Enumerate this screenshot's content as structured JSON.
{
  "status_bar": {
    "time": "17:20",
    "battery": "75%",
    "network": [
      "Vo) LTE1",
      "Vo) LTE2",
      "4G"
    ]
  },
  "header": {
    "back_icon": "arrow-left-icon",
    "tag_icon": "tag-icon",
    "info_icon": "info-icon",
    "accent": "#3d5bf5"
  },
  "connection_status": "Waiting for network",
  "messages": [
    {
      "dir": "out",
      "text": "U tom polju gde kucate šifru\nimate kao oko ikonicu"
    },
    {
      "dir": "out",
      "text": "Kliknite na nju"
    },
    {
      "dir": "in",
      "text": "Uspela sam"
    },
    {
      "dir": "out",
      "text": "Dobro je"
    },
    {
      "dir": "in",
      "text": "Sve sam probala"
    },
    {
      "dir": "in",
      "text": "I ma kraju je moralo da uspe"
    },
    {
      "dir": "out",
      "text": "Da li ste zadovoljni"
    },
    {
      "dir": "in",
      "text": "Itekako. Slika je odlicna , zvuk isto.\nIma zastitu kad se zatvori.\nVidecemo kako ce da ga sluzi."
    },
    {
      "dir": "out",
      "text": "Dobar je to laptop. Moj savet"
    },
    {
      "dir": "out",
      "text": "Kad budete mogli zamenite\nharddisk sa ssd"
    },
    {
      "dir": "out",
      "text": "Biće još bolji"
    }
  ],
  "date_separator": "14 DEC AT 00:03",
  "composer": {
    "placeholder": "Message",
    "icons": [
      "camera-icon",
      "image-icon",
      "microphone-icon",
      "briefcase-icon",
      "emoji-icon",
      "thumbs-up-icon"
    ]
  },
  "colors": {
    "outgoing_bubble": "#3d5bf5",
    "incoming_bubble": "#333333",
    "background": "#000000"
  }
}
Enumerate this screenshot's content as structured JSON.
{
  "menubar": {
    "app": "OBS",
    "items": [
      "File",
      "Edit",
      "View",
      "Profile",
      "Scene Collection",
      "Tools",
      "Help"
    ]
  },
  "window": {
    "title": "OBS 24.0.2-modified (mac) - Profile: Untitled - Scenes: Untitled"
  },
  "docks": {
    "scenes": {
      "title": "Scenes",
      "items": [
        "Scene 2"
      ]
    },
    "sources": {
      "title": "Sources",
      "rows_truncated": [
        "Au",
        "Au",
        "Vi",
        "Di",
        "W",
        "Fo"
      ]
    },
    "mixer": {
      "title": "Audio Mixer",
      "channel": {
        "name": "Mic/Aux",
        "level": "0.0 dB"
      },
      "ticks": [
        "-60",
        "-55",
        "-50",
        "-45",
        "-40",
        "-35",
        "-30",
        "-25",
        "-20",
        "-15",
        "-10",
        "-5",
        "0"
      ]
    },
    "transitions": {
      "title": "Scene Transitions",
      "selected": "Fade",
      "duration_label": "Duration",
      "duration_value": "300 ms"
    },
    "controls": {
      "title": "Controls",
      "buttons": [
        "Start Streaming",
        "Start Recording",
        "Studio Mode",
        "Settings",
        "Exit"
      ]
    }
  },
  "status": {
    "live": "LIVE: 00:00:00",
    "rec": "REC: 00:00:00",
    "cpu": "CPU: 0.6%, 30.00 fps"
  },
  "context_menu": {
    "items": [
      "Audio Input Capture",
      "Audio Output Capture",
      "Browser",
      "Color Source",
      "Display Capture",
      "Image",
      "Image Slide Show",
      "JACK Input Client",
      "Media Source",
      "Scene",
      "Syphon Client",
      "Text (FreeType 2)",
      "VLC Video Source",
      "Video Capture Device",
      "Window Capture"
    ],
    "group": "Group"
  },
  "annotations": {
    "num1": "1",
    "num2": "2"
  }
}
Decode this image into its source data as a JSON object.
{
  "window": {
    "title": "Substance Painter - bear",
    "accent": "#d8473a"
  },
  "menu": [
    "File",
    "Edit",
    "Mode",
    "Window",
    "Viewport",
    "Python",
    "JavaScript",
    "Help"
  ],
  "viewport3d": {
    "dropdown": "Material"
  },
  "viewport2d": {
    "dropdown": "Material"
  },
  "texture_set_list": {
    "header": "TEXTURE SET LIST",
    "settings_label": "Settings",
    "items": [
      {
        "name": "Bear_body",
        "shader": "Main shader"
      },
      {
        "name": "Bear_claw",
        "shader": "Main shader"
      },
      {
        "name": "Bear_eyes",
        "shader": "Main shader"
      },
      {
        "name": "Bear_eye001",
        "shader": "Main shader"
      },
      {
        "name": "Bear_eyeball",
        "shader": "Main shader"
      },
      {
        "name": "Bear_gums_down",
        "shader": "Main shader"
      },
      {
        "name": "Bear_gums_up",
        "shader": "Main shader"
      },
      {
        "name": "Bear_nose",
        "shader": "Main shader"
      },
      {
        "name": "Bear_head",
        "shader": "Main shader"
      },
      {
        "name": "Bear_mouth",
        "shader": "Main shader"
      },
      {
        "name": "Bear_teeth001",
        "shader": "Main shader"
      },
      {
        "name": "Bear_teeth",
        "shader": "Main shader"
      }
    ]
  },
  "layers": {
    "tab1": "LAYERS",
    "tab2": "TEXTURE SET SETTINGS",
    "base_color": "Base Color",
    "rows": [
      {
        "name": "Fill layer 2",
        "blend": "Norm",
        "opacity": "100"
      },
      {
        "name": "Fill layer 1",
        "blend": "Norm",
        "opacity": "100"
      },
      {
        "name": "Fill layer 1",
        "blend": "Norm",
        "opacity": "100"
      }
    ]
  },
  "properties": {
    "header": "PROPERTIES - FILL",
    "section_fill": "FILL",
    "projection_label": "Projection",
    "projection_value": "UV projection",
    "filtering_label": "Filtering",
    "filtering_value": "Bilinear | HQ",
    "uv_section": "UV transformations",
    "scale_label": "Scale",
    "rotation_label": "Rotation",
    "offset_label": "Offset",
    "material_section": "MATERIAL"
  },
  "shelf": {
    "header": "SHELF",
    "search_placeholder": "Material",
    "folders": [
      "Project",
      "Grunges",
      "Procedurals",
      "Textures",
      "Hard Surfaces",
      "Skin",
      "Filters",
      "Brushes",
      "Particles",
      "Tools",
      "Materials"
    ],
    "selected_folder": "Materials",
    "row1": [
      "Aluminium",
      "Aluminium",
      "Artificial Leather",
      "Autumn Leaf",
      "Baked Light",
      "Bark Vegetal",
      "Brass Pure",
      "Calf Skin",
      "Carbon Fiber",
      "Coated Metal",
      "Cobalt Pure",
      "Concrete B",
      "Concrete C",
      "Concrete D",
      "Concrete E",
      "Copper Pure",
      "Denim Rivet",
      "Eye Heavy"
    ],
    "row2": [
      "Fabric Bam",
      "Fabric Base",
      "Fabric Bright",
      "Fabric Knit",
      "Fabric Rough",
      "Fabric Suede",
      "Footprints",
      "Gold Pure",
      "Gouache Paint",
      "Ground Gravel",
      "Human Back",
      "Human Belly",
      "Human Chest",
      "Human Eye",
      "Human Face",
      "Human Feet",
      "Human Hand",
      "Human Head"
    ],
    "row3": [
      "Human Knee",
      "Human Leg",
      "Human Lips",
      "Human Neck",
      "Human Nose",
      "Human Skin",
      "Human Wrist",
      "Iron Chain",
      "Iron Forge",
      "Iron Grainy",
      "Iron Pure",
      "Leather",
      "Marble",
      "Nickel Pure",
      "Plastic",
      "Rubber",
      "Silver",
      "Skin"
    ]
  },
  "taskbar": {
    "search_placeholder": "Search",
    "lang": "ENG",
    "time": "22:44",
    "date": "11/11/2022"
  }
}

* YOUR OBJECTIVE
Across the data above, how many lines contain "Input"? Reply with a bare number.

* PROBLEM SOLUTION
2